Allan Huber roamed the grounds with handshakes and with smiles.
He laughed and said, "Yes, ma'am" a lot and looked good all the while.
Young Allan loved his teachers, and his teachers bragged on him
The place seemed better no doubt than a school had ever been.

Yet, when no one was looking, Allan Huber made it clear
To anyone who crossed him that he was someone to fear.
One student who did Allan's homework forgot it one day
And for a week had recess on a field quite far away.

Some students, he tormented with an extra touch of glee:
The children of the owner of the local A&P
Year after year, the grocer's kids were picked last in kickball
And giggled at without restraint by students short and tall.

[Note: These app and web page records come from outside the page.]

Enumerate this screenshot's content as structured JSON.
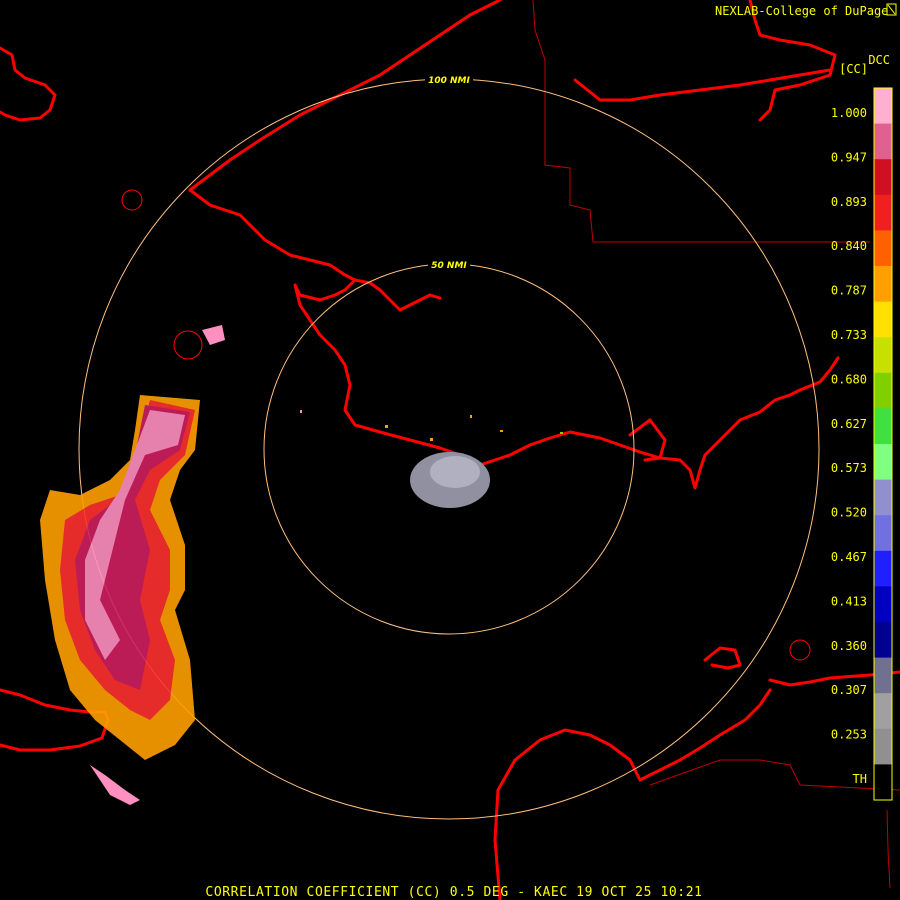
{
  "header": {
    "credit": "NEXLAB-College of DuPage",
    "product_code": "DCC",
    "unit": "[CC]"
  },
  "rings": [
    {
      "label": "100 NMI"
    },
    {
      "label": "50 NMI"
    }
  ],
  "colorbar": {
    "labels": [
      "1.000",
      "0.947",
      "0.893",
      "0.840",
      "0.787",
      "0.733",
      "0.680",
      "0.627",
      "0.573",
      "0.520",
      "0.467",
      "0.413",
      "0.360",
      "0.307",
      "0.253",
      "TH"
    ],
    "colors": [
      "#ffb0d0",
      "#e06090",
      "#d01020",
      "#f02020",
      "#ff6000",
      "#ffa000",
      "#ffe000",
      "#c8e000",
      "#80d000",
      "#40e040",
      "#80ff80",
      "#9090d0",
      "#7070e0",
      "#2020ff",
      "#0000c0",
      "#000090",
      "#707090",
      "#a0a0a0",
      "#909090",
      "#000000"
    ]
  },
  "colors": {
    "map_lines": "#ff0000",
    "range_rings": "#ffc080",
    "text": "#ffff00"
  },
  "footer": {
    "caption": "CORRELATION COEFFICIENT (CC) 0.5 DEG - KAEC 19 OCT 25 10:21"
  }
}
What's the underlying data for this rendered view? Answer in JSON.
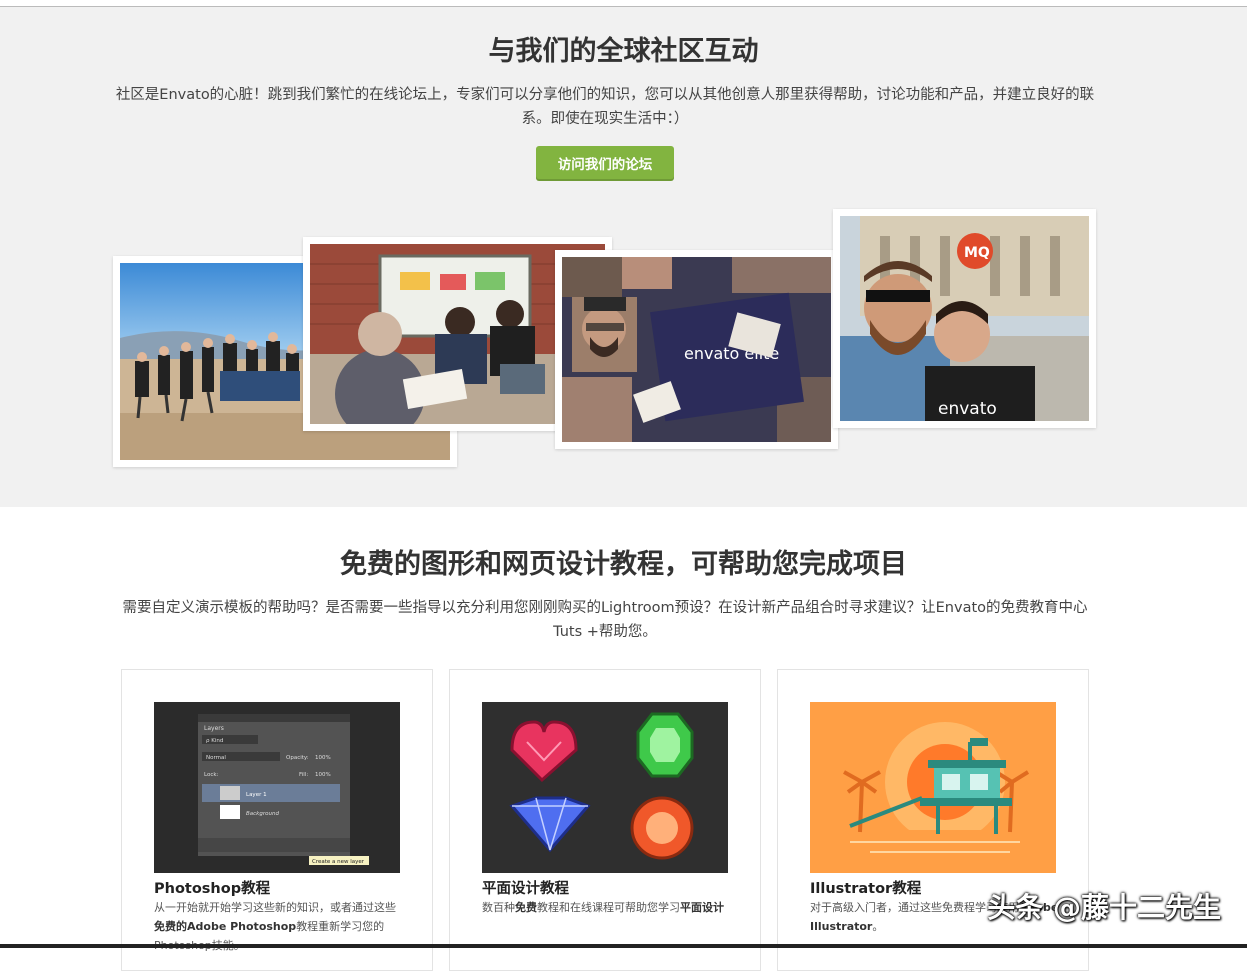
{
  "community": {
    "title": "与我们的全球社区互动",
    "description": "社区是Envato的心脏！跳到我们繁忙的在线论坛上，专家们可以分享他们的知识，您可以从其他创意人那里获得帮助，讨论功能和产品，并建立良好的联系。即使在现实生活中：）",
    "button_label": "访问我们的论坛",
    "photos": [
      {
        "name": "beach-group-photo"
      },
      {
        "name": "meeting-room-photo"
      },
      {
        "name": "envato-elite-collage-photo",
        "overlay_text": "envato elite"
      },
      {
        "name": "selfie-photo",
        "overlay_text": "envato",
        "sign_text": "MQ"
      }
    ]
  },
  "tutorials": {
    "title": "免费的图形和网页设计教程，可帮助您完成项目",
    "description": "需要自定义演示模板的帮助吗？是否需要一些指导以充分利用您刚刚购买的Lightroom预设？在设计新产品组合时寻求建议？让Envato的免费教育中心Tuts +帮助您。",
    "cards": [
      {
        "title": "Photoshop教程",
        "text_before": "从一开始就开始学习这些新的知识，或者通过这些",
        "text_bold": "免费的Adobe Photoshop",
        "text_after": "教程重新学习您的Photoshop技能。",
        "panel": {
          "tab": "Layers",
          "kind": "ρ Kind",
          "mode": "Normal",
          "opacity_label": "Opacity:",
          "opacity_value": "100%",
          "lock_label": "Lock:",
          "fill_label": "Fill:",
          "fill_value": "100%",
          "layer1": "Layer 1",
          "layer2": "Background",
          "tooltip": "Create a new layer"
        }
      },
      {
        "title": "平面设计教程",
        "text_before": "数百种",
        "text_bold": "免费",
        "text_after": "教程和在线课程可帮助您学习",
        "text_bold2": "平面设计"
      },
      {
        "title": "Illustrator教程",
        "text_before": "对于高级入门者，通过这些免费",
        "text_after": "程学习使用",
        "text_bold": "Adobe Illustrator",
        "text_end": "。"
      }
    ]
  },
  "watermark": "头条 @藤十二先生",
  "colors": {
    "accent_green": "#82b440",
    "section_bg": "#f1f1f1"
  }
}
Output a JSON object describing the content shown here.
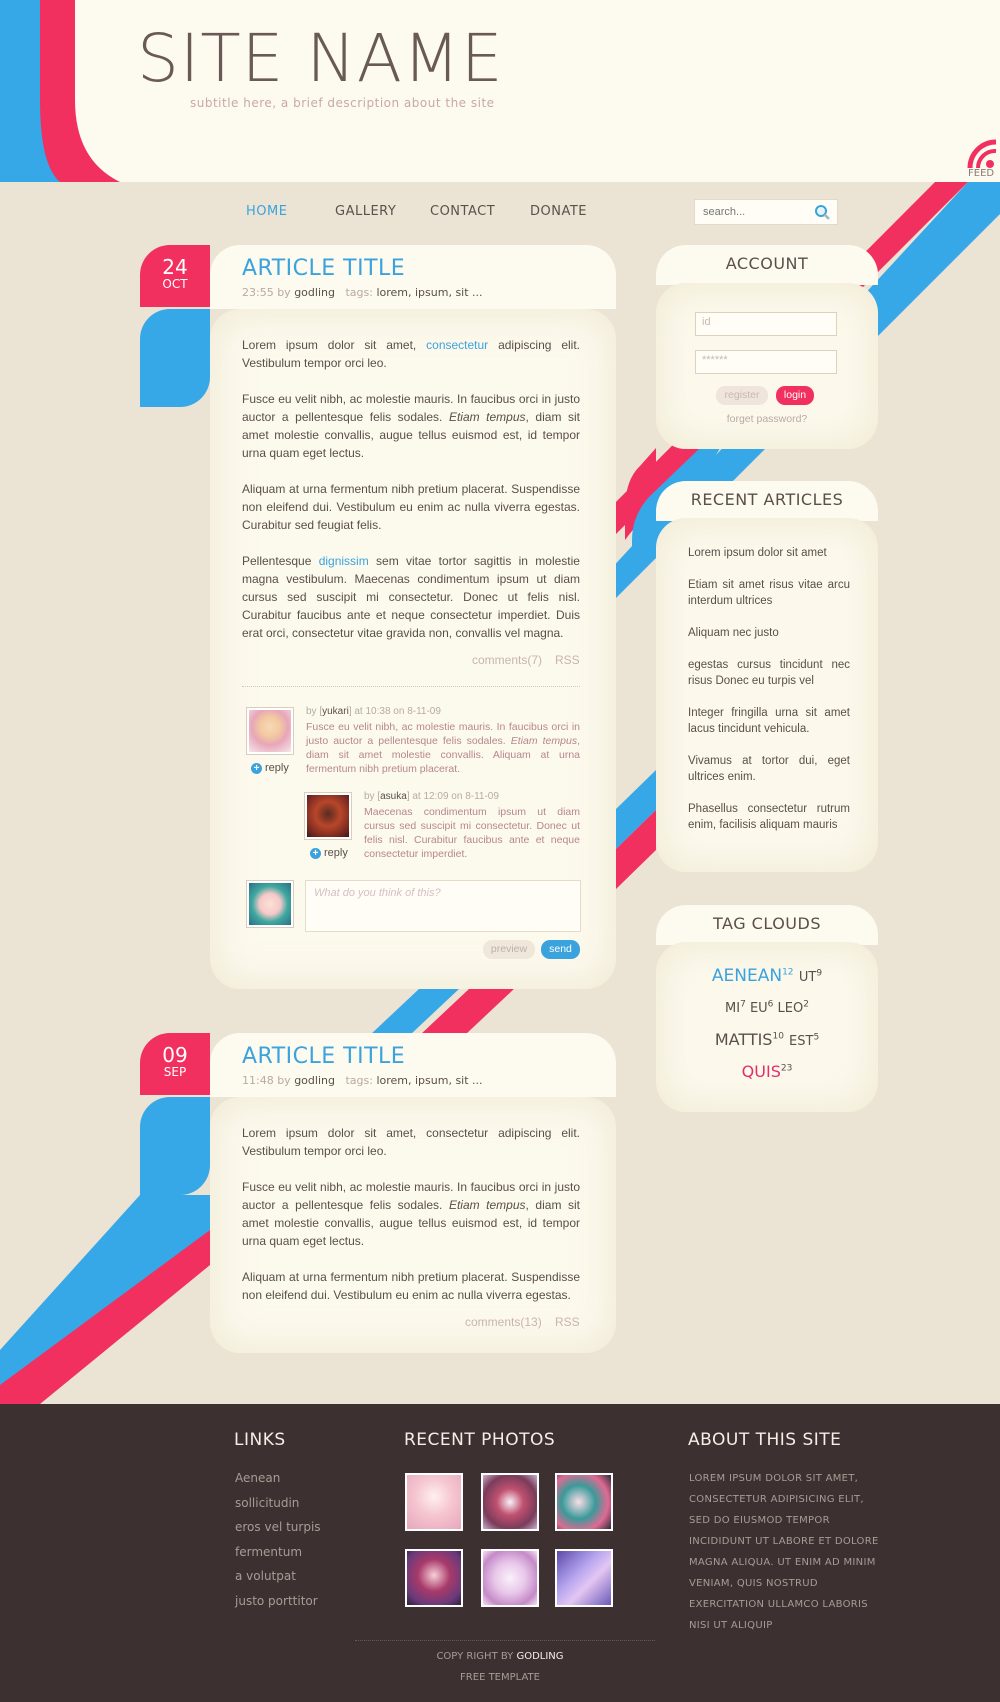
{
  "site": {
    "name": "SITE NAME",
    "subtitle": "subtitle here, a brief description about the site",
    "feed_label": "FEED"
  },
  "nav": {
    "items": [
      "HOME",
      "GALLERY",
      "CONTACT",
      "DONATE"
    ],
    "active": "HOME"
  },
  "search": {
    "placeholder": "search..."
  },
  "colors": {
    "pink": "#f2305f",
    "blue": "#36a8e8",
    "cream": "#fcf9ed",
    "beige": "#ebe3d3",
    "footer": "#3c3130"
  },
  "articles": [
    {
      "day": "24",
      "month": "OCT",
      "title": "ARTICLE TITLE",
      "time": "23:55",
      "by": "by",
      "author": "godling",
      "tags_label": "tags:",
      "tags": "lorem, ipsum, sit ...",
      "p1a": "Lorem ipsum dolor sit amet,",
      "p1link": "consectetur",
      "p1b": "adipiscing elit. Vestibulum tempor orci leo.",
      "p2a": "Fusce eu velit nibh, ac molestie mauris. In faucibus orci in justo auctor a pellentesque felis sodales.",
      "p2i": "Etiam tempus",
      "p2b": ", diam sit amet molestie convallis, augue tellus euismod est, id tempor urna quam eget lectus.",
      "p3": "Aliquam at urna fermentum nibh pretium placerat. Suspendisse non eleifend dui. Vestibulum eu enim ac nulla viverra egestas. Curabitur sed feugiat felis.",
      "p4a": "Pellentesque",
      "p4link": "dignissim",
      "p4b": "sem vitae tortor sagittis in molestie magna vestibulum. Maecenas condimentum ipsum ut diam cursus sed suscipit mi consectetur. Donec ut felis nisl. Curabitur faucibus ante et neque consectetur imperdiet. Duis erat orci, consectetur vitae gravida non, convallis vel magna.",
      "comments": "comments(7)",
      "rss": "RSS"
    },
    {
      "day": "09",
      "month": "SEP",
      "title": "ARTICLE TITLE",
      "time": "11:48",
      "by": "by",
      "author": "godling",
      "tags_label": "tags:",
      "tags": "lorem, ipsum, sit ...",
      "p1": "Lorem ipsum dolor sit amet, consectetur adipiscing elit. Vestibulum tempor orci leo.",
      "p2a": "Fusce eu velit nibh, ac molestie mauris. In faucibus orci in justo auctor a pellentesque felis sodales.",
      "p2i": "Etiam tempus",
      "p2b": ", diam sit amet molestie convallis, augue tellus euismod est, id tempor urna quam eget lectus.",
      "p3": "Aliquam at urna fermentum nibh pretium placerat. Suspendisse non eleifend dui. Vestibulum eu enim ac nulla viverra egestas.",
      "comments": "comments(13)",
      "rss": "RSS"
    }
  ],
  "comments": [
    {
      "by": "by [",
      "user": "yukari",
      "when": "] at 10:38 on 8-11-09",
      "text_a": "Fusce eu velit nibh, ac molestie mauris. In faucibus orci in justo auctor a pellentesque felis sodales.",
      "text_i": "Etiam tempus",
      "text_b": ", diam sit amet molestie convallis. Aliquam at urna fermentum nibh pretium placerat.",
      "reply": "reply"
    },
    {
      "by": "by [",
      "user": "asuka",
      "when": "] at 12:09 on 8-11-09",
      "text": "Maecenas condimentum ipsum ut diam cursus sed suscipit mi consectetur. Donec ut felis nisl. Curabitur faucibus ante et neque consectetur imperdiet.",
      "reply": "reply"
    }
  ],
  "comment_form": {
    "placeholder": "What do you think of this?",
    "preview": "preview",
    "send": "send"
  },
  "account": {
    "title": "ACCOUNT",
    "id_placeholder": "id",
    "password_placeholder": "******",
    "register": "register",
    "login": "login",
    "forgot": "forget password?"
  },
  "recent_articles": {
    "title": "RECENT ARTICLES",
    "items": [
      "Lorem ipsum dolor sit amet",
      "Etiam sit amet risus vitae arcu interdum ultrices",
      "Aliquam nec justo",
      "egestas cursus tincidunt nec risus Donec eu turpis vel",
      "Integer fringilla urna sit amet lacus tincidunt vehicula.",
      "Vivamus at tortor dui, eget ultrices enim.",
      "Phasellus consectetur rutrum enim, facilisis aliquam mauris"
    ]
  },
  "tag_cloud": {
    "title": "TAG CLOUDS",
    "tags": [
      {
        "name": "AENEAN",
        "count": "12"
      },
      {
        "name": "UT",
        "count": "9"
      },
      {
        "name": "MI",
        "count": "7"
      },
      {
        "name": "EU",
        "count": "6"
      },
      {
        "name": "LEO",
        "count": "2"
      },
      {
        "name": "MATTIS",
        "count": "10"
      },
      {
        "name": "EST",
        "count": "5"
      },
      {
        "name": "QUIS",
        "count": "23"
      }
    ]
  },
  "footer": {
    "links_title": "LINKS",
    "links": [
      "Aenean",
      "sollicitudin",
      "eros vel turpis",
      "fermentum",
      "a volutpat",
      "justo porttitor"
    ],
    "photos_title": "RECENT PHOTOS",
    "about_title": "ABOUT THIS SITE",
    "about_text": "LOREM IPSUM DOLOR SIT AMET, CONSECTETUR ADIPISICING ELIT, SED DO EIUSMOD TEMPOR INCIDIDUNT UT LABORE ET DOLORE MAGNA ALIQUA. UT ENIM AD MINIM VENIAM, QUIS NOSTRUD EXERCITATION ULLAMCO LABORIS NISI UT ALIQUIP",
    "copyright_prefix": "COPY RIGHT BY",
    "copyright_name": "GODLING",
    "free_template": "FREE TEMPLATE"
  }
}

"I love the grocer's children," Allan said for all to hear,
But if one looked behind the lines, his ways could be seen clear.
It seemed that Allan's reign would last 'til graduation day
The grocer's children looked up and saw only clouds of grey.

Then summer came and went and all the kids returned to school
And found a brand new student there, who seemed to be quite cool.
The teacher took the roll and everybody heard his name
He was the youngest off-spring of Seattle's Martin Crane.

Unlike his older brothers, this young Jimmy had a spine
He sought out Allan Huber and said, "This school will be mine."

Then over time, young Jimmy put the bully in his place
And did it daily with a great big smile upon his face.

It took a while as Allan Huber put up quite a fight
But as the weeks passed by, he began to see the light.

The school, no longer his to rule, young Allan laid quite low
He realized that Crane had won and this was Jimmy's Show.